Hundreds of migrants from Tajikistan and other Central Asian countries have been hired by Russian construction companies to work in Mariupol after the southern city fell to the invaders in May 2022 following a three-month siege.

Safarali, a migrant who gave only his first name, told RFE/RL’s Tajik Service on March 9 that some 300 workers hadn't received their full wages.

"The employers had promised us to pay about 1,600 US dollars a month.  But they are paying less than half of that amount," Safarali said.

Similar complaints have reportedly been made by dozens of other Tajik nationals working in eastern Ukraine.

The Tajik government has repeatedly warned its citizens against going to foreign conflict zones.  But there have been reports that large groups of migrants working in Russia have been “lured” to Ukraine with the promise of high wages and “free meals and accommodation.”

According to Qurbon Sharifov, who was among the first groups of Tajiks who arrived in Mariupol in the summer, migrants were mostly engaged in "repairing damaged buildings, replacing window, and laying new roofs."

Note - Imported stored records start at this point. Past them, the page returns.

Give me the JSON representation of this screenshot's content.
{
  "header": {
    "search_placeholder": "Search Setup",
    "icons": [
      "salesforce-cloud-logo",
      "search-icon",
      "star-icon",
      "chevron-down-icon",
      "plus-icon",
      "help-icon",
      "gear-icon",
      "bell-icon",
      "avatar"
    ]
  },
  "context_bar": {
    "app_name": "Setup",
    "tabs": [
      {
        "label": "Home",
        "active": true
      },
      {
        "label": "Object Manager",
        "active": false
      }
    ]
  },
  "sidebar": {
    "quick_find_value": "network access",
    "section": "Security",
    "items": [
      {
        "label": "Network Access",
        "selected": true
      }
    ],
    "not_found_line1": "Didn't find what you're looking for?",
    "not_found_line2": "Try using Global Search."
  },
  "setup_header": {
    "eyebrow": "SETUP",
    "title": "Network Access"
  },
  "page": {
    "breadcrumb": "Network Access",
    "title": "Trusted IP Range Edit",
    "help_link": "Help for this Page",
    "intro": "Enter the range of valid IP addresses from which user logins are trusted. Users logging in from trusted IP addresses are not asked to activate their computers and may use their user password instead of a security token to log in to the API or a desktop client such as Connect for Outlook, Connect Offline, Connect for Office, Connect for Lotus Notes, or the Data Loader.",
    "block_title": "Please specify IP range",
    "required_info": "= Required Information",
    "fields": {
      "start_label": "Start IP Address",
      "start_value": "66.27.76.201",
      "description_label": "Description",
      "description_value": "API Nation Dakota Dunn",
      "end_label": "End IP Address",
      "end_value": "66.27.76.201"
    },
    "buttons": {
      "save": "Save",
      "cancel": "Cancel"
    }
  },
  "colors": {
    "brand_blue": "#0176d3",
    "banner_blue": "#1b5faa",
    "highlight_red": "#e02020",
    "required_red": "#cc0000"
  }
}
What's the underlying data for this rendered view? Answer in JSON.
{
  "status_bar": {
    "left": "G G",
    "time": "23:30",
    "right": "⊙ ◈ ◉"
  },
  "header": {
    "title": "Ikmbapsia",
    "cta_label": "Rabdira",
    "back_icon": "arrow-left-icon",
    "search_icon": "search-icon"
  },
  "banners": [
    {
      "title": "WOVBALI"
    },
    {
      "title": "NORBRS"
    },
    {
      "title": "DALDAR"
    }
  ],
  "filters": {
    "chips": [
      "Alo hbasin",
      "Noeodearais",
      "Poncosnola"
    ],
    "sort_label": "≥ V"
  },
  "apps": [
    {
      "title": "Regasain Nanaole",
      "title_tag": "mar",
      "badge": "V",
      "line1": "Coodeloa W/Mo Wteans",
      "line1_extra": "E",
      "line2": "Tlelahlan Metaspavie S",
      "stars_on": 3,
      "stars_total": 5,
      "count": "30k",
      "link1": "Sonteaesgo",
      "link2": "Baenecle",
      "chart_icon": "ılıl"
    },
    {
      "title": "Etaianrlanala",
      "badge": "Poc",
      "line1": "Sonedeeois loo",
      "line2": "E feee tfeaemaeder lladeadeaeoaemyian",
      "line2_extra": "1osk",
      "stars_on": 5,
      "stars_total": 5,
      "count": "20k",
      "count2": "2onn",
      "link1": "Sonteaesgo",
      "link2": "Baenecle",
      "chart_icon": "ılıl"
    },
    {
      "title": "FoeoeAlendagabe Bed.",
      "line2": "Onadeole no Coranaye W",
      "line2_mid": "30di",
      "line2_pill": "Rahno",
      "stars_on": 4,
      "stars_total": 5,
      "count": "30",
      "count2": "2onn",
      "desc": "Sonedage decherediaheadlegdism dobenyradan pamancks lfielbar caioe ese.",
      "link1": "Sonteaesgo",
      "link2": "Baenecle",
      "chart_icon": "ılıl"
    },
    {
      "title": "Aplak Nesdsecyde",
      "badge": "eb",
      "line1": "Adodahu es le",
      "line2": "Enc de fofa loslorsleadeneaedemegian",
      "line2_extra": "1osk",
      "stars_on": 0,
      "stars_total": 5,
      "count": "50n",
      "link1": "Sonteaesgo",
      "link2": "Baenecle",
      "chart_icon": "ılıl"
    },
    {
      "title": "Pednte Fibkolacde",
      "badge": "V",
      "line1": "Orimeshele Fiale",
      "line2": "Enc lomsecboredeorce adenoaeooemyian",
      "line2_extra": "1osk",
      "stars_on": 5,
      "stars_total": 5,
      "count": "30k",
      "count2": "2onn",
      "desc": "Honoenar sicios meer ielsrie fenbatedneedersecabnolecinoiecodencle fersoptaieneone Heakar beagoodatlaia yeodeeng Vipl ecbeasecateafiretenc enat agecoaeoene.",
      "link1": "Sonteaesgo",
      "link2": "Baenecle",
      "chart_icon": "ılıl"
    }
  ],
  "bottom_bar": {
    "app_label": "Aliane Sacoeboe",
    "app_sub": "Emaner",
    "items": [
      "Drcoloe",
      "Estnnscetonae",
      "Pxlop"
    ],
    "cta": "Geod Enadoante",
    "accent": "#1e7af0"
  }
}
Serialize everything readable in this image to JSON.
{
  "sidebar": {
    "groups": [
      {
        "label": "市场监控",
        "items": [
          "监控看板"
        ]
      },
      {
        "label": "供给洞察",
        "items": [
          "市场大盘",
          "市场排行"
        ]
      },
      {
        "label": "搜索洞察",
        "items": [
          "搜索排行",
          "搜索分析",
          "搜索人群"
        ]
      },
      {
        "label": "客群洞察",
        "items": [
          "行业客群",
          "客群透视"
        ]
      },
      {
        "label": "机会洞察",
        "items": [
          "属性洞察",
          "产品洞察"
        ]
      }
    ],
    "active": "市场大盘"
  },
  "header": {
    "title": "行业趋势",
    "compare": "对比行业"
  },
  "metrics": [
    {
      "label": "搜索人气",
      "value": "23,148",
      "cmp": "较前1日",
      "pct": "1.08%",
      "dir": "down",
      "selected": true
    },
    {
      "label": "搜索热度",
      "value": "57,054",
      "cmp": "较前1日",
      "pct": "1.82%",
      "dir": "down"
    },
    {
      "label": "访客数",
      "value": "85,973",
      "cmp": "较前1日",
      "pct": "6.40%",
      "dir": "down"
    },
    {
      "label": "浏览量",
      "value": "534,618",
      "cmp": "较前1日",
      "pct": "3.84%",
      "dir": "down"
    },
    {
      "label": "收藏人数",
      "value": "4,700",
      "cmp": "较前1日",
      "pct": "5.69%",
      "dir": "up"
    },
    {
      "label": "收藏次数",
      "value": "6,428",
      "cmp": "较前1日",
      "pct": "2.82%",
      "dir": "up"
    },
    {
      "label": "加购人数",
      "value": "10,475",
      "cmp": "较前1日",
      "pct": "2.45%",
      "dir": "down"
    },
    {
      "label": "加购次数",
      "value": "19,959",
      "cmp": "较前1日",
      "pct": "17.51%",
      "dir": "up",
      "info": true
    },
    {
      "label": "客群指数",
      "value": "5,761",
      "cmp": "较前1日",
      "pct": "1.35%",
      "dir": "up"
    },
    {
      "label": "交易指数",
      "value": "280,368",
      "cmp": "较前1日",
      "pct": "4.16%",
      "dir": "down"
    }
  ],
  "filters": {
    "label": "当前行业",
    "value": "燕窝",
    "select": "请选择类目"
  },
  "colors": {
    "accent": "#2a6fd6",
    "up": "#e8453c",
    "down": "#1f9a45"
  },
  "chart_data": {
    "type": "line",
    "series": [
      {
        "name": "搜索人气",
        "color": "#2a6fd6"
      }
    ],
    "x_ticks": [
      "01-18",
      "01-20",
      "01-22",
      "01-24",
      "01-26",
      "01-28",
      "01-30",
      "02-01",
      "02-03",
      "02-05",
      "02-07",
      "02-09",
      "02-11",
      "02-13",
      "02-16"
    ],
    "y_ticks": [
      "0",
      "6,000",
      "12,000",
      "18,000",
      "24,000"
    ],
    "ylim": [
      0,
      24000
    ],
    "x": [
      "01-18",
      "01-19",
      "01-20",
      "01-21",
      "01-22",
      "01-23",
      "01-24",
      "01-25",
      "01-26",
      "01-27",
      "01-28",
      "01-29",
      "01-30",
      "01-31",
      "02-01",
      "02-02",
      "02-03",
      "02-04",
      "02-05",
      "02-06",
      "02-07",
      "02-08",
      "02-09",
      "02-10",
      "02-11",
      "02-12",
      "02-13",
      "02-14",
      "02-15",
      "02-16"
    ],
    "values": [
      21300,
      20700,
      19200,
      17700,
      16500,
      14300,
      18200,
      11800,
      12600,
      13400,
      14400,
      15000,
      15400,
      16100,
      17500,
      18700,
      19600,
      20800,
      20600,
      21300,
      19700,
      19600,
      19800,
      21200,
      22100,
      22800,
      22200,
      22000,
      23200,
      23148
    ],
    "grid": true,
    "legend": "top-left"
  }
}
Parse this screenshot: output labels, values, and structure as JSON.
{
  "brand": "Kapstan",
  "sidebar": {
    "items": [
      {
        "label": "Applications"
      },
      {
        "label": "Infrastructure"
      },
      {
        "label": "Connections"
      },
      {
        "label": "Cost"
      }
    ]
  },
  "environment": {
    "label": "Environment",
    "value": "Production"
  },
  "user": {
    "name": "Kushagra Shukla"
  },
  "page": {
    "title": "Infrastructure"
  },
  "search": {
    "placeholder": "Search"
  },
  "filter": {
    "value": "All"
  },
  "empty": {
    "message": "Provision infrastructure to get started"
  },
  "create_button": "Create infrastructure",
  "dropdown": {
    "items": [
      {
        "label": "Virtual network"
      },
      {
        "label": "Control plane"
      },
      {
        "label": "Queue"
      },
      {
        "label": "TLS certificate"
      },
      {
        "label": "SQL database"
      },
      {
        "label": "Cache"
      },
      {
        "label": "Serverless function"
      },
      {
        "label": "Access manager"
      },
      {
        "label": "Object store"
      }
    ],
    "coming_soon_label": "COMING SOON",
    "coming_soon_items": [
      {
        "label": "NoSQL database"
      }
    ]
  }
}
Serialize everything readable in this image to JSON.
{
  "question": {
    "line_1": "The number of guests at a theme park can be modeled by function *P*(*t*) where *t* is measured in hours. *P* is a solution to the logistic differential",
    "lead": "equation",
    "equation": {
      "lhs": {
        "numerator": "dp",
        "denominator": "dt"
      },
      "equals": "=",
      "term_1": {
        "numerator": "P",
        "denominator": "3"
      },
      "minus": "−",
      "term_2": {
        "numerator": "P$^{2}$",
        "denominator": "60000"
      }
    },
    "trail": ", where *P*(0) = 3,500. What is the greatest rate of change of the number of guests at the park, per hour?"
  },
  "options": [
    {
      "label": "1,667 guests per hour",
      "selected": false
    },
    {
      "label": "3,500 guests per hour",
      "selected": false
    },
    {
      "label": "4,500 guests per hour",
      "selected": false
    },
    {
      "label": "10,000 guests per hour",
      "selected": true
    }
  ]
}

Sharifov said he and others in his group were hired by a private Russian construction firm, Restavratsiya.  Sharifov said that only after arriving in Mariupol did they realize that there were no guarantees that the employers would deliver on their promises.

Russia is a host country for millions of migrant workers from Tajikistan, Kyrgyzstan, and Uzbekistan.

Radio Liberty’ Kyrgyz Service says Central Asian migrants have been hired by Russian firms to collect dead Russian soldiers on the front line in Ukraine.

Photo / RFE/RL / Reuters

Migrant worker from Kyrgyzstan, who gave only his first name Urmat, told Radio Liberty that he has signed a contract to work for a Russian company that will pay him about $120 a day to collect dead Russian soldiers on the front line in Ukraine.  He says he is aware of the risks involved and has discussed the topic with Kyrgyz migrants working in Ukraine’s war zones.

“They told me sometimes they came under shelling and that people get killed,” Urmat told RFE/RL’s Kyrgyz Service.  “[People] do this kind of work because they’re in a desperate situation. Some have debts.”